Minnesota Beer Wholesalers Association

Sales and Excise Tax Information

The federal government, the Minnesota state government and local governments collect a bevy of special taxes on the production and sale of beer, unlike most consumer products. Many of these, including both the federal and state excise tax, are “hidden taxes,” meaning that the consumer is unaware that they are paying them.

Beer is subject to a wide range of hidden taxes including excise taxes at both the state and federal level, as well as other special taxes at both the state and local level. For example, in Minnesota, it is estimated that nearly 38 percent of the retail price of beer goes toward taxes. In other words, if a consumer pays $2.00 for a beer, nearly $0.76 of that is being paid directly to the government.

When all of the taxes on beer in Minnesota are added together, they account for nearly 38 percent of the retail price.

The chart below shows the breakdown of the many taxes levied on the beer industry in Minnesota.

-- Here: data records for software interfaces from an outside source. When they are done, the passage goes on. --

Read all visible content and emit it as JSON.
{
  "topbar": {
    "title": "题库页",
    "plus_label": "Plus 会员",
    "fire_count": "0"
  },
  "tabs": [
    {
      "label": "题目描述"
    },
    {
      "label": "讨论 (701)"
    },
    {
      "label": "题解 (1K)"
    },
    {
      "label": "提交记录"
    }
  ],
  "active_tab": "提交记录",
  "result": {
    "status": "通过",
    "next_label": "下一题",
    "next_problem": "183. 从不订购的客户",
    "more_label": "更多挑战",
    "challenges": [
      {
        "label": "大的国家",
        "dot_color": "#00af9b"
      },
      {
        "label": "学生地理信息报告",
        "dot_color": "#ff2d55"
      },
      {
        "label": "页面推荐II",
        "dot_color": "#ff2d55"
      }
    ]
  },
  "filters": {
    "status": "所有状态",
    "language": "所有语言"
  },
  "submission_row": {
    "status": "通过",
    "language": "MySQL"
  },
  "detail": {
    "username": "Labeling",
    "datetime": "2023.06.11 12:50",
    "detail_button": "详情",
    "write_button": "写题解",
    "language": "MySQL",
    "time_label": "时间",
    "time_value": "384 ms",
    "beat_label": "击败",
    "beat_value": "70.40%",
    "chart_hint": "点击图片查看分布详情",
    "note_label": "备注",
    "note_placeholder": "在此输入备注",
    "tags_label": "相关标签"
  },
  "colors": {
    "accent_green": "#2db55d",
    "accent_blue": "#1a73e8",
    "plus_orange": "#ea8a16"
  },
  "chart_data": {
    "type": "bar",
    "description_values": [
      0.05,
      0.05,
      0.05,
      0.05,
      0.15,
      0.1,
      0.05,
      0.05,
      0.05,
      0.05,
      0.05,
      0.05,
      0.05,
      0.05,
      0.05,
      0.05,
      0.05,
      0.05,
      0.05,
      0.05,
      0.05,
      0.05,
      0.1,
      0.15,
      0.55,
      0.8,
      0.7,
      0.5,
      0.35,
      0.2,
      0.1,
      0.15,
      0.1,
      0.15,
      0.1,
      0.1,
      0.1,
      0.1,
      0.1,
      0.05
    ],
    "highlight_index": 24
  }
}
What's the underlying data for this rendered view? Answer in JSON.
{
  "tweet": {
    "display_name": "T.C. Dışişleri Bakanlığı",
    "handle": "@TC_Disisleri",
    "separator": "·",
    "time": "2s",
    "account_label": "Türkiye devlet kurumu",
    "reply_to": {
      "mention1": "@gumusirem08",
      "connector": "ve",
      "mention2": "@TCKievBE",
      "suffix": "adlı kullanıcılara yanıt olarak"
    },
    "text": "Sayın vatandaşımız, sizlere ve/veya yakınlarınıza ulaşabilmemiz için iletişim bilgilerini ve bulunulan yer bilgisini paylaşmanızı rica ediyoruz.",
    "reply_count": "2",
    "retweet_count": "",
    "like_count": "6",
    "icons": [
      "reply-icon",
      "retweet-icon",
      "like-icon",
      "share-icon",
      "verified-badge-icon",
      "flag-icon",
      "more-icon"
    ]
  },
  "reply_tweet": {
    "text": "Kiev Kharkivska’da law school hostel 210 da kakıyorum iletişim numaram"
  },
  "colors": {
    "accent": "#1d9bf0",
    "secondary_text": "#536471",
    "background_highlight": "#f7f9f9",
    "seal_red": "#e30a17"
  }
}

When the federal excise tax of $18 per barrel is combined with state duties, it amounts to about $0.02 for every dollar spent on beer.

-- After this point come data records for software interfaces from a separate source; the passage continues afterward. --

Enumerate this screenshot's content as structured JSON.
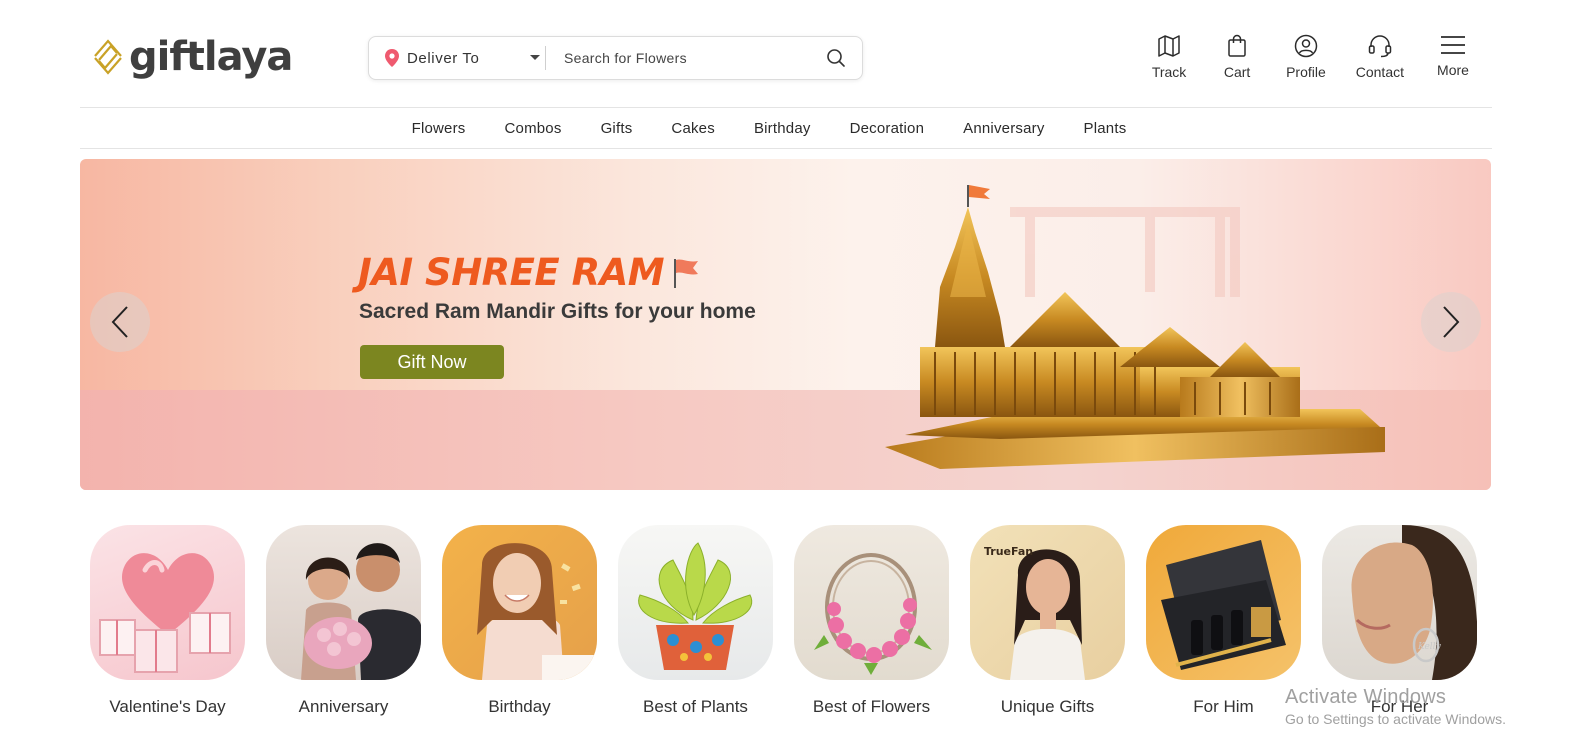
{
  "brand": {
    "name": "giftlaya",
    "accent": "#c9a227"
  },
  "search": {
    "deliver_label": "Deliver To",
    "placeholder": "Search for Flowers"
  },
  "header_actions": [
    {
      "label": "Track",
      "icon": "map-icon"
    },
    {
      "label": "Cart",
      "icon": "shopping-bag-icon"
    },
    {
      "label": "Profile",
      "icon": "user-circle-icon"
    },
    {
      "label": "Contact",
      "icon": "headset-icon"
    },
    {
      "label": "More",
      "icon": "hamburger-menu-icon"
    }
  ],
  "nav": [
    "Flowers",
    "Combos",
    "Gifts",
    "Cakes",
    "Birthday",
    "Decoration",
    "Anniversary",
    "Plants"
  ],
  "banner": {
    "title": "JAI SHREE RAM",
    "subtitle": "Sacred Ram Mandir Gifts for your home",
    "cta": "Gift Now",
    "title_color": "#ee5a1f",
    "cta_color": "#7c8620"
  },
  "categories": [
    {
      "label": "Valentine's Day"
    },
    {
      "label": "Anniversary"
    },
    {
      "label": "Birthday"
    },
    {
      "label": "Best of Plants"
    },
    {
      "label": "Best of Flowers"
    },
    {
      "label": "Unique Gifts",
      "badge": "TrueFan"
    },
    {
      "label": "For Him"
    },
    {
      "label": "For Her"
    }
  ],
  "os_watermark": {
    "title": "Activate Windows",
    "subtitle": "Go to Settings to activate Windows."
  }
}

Excise taxes are levied on top of any sales, wholesale, hotel, over-the-bar, and local excise taxes that the various states may charge. These account for $0.07 on each dollar of beer sold.

Finally, brewers, distributors and malt beverage retailers and their employees are subject to the same personal and business taxes as other industries. In Minnesota, these account for $0.30 of every dollar spent on beer.

Beer Tax Burden PDF

Minnesota Alcohol Tax Compared to Other States

Minnesota already taxes alcohol more than all neighboring states and other major metro areas, coast to coast.


It is believed that alcohol regulation was first instituted in ancient Greece, Mesopotamia, Egypt and Rome. In 594 BC, Greece proscribed the death penalty for drunken magistrates and all wine was ordered to be diluted with water before being sold.